**The data:**
::::::::

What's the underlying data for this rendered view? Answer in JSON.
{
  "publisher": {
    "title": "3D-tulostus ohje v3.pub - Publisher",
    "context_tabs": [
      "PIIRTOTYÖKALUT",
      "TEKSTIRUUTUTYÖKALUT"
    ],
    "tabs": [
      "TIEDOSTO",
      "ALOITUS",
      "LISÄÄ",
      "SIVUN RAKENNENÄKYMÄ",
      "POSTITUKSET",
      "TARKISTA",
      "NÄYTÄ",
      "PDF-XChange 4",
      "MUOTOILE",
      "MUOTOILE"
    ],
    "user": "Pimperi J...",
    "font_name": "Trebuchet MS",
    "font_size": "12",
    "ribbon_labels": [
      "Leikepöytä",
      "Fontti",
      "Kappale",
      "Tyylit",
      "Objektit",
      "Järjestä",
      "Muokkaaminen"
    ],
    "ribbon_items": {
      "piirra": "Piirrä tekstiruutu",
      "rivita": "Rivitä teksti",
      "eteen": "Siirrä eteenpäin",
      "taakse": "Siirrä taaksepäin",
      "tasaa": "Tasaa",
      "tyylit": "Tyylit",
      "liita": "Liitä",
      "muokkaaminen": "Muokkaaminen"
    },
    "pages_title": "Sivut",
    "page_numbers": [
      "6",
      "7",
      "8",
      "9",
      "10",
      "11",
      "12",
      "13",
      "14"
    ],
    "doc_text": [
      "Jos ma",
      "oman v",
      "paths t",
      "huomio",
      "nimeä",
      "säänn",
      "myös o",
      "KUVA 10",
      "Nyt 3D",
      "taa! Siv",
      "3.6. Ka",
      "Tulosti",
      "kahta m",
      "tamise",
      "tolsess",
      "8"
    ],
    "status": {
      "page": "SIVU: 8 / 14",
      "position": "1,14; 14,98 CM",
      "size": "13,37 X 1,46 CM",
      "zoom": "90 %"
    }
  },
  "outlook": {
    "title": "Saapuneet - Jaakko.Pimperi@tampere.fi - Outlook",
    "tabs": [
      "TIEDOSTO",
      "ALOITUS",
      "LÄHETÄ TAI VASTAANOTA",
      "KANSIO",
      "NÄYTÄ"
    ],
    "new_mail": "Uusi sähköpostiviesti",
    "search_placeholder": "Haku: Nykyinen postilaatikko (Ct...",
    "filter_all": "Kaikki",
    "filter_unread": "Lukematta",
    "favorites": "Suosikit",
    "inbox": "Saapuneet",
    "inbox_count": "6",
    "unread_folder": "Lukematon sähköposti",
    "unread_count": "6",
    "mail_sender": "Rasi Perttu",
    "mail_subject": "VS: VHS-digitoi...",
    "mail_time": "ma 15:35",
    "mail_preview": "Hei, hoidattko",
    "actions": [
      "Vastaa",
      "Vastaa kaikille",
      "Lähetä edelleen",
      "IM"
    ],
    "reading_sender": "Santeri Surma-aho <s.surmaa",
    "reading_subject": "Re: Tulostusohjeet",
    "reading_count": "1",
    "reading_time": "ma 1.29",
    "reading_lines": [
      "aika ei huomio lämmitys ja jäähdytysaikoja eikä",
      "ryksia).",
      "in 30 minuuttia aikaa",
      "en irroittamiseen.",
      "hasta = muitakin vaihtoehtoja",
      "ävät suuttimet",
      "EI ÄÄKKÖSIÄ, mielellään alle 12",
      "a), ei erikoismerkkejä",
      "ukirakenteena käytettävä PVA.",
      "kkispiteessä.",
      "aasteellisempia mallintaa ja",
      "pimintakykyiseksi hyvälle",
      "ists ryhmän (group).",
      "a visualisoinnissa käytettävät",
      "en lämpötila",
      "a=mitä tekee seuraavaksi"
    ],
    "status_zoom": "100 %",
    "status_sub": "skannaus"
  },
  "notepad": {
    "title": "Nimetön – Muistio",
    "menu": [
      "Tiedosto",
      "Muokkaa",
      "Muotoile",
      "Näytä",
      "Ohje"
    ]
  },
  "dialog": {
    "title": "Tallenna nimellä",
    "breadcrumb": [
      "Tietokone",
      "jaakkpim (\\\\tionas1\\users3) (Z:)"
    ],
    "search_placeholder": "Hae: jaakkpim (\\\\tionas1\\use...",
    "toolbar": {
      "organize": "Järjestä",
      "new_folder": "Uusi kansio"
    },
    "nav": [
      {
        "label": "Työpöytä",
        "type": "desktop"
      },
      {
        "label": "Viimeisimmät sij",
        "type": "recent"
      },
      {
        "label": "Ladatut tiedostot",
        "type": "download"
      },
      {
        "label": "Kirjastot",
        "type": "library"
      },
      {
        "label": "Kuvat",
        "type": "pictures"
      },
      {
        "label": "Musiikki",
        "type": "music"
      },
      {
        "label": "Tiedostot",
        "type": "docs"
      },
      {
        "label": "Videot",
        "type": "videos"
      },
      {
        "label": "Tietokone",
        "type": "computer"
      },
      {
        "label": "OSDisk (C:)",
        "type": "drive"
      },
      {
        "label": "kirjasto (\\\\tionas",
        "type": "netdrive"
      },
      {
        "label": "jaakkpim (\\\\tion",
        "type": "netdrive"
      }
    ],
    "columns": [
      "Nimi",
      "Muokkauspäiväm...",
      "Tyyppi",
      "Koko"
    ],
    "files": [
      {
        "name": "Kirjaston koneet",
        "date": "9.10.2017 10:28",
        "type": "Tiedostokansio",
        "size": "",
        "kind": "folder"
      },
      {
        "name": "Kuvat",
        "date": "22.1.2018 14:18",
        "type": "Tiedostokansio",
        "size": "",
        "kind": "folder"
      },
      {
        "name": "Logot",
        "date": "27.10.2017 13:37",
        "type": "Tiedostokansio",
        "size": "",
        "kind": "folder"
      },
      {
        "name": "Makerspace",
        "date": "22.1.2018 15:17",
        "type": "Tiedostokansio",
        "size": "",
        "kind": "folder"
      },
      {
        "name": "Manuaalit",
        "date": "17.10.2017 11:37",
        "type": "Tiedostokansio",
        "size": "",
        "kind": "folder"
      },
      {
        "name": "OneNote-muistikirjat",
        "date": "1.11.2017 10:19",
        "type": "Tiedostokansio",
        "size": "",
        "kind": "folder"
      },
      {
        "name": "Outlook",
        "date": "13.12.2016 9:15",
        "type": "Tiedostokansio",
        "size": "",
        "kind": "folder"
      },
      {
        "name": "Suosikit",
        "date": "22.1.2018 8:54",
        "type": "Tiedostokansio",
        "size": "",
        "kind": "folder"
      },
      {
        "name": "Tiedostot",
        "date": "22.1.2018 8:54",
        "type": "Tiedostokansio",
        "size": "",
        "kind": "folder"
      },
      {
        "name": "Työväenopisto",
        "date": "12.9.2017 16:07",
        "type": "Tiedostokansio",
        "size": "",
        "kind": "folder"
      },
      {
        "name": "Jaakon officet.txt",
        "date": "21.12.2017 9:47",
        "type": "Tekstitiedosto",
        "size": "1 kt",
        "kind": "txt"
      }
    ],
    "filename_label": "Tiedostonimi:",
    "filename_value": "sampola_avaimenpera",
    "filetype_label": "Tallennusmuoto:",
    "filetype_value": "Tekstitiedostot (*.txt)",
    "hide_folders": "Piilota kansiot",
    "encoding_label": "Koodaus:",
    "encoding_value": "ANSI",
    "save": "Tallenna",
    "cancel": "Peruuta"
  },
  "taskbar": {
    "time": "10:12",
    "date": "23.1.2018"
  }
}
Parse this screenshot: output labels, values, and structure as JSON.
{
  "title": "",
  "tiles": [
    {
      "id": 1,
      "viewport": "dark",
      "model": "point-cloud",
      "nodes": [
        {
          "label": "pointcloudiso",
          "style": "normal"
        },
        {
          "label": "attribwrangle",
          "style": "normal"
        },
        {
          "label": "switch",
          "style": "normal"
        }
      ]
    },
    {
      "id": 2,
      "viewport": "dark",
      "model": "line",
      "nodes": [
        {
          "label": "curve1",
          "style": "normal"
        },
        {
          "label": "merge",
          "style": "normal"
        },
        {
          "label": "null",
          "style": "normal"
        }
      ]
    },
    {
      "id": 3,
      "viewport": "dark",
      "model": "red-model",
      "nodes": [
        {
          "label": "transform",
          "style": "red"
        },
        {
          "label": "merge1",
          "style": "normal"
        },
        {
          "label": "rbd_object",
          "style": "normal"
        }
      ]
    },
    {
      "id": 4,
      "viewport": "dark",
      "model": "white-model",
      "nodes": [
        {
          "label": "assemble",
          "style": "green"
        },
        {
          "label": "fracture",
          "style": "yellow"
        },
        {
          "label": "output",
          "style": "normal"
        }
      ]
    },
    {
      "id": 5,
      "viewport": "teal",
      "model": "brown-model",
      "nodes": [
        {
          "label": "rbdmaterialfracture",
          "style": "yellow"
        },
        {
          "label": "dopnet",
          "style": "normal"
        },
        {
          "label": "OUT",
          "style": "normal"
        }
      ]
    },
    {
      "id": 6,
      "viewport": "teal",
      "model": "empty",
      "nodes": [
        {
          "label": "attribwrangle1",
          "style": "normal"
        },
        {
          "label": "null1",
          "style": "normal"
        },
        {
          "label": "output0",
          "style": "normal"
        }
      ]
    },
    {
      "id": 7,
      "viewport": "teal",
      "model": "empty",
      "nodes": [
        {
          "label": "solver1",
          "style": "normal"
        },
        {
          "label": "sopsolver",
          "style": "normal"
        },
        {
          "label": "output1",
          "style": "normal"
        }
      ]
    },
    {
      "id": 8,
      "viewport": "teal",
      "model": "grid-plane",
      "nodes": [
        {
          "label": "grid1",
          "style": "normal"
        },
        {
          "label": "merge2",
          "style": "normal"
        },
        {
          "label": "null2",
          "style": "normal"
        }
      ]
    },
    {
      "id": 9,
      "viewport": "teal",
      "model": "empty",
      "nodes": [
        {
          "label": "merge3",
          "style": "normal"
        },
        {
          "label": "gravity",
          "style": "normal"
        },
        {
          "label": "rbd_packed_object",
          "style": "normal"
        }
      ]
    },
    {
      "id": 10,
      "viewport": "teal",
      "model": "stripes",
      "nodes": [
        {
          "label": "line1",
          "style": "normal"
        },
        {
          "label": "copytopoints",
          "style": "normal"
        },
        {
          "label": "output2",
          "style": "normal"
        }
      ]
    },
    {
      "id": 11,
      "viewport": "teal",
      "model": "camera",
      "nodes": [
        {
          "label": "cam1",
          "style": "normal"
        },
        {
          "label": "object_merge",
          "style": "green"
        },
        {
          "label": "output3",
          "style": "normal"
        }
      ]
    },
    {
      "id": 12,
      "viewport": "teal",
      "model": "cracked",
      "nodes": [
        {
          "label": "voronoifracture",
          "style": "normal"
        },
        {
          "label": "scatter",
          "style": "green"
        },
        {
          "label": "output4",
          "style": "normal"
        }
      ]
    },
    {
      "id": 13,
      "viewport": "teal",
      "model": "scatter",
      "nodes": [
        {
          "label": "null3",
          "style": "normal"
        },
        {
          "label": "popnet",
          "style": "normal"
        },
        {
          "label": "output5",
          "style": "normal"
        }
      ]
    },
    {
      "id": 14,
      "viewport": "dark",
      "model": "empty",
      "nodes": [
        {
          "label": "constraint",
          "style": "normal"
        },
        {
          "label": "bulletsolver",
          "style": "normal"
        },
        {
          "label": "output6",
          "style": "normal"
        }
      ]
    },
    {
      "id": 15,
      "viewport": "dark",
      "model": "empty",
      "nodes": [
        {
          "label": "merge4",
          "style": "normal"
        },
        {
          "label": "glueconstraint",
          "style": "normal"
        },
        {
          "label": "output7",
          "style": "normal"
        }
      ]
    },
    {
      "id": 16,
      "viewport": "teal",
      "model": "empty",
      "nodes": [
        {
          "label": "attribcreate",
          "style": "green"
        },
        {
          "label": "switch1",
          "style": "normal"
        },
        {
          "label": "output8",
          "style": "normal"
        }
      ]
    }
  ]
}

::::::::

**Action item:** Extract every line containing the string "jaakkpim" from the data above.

**Solution to the exercise:**
      "jaakkpim (\\\\tionas1\\users3) (Z:)"
    "search_placeholder": "Hae: jaakkpim (\\\\tionas1\\use...",
        "label": "jaakkpim (\\\\tion",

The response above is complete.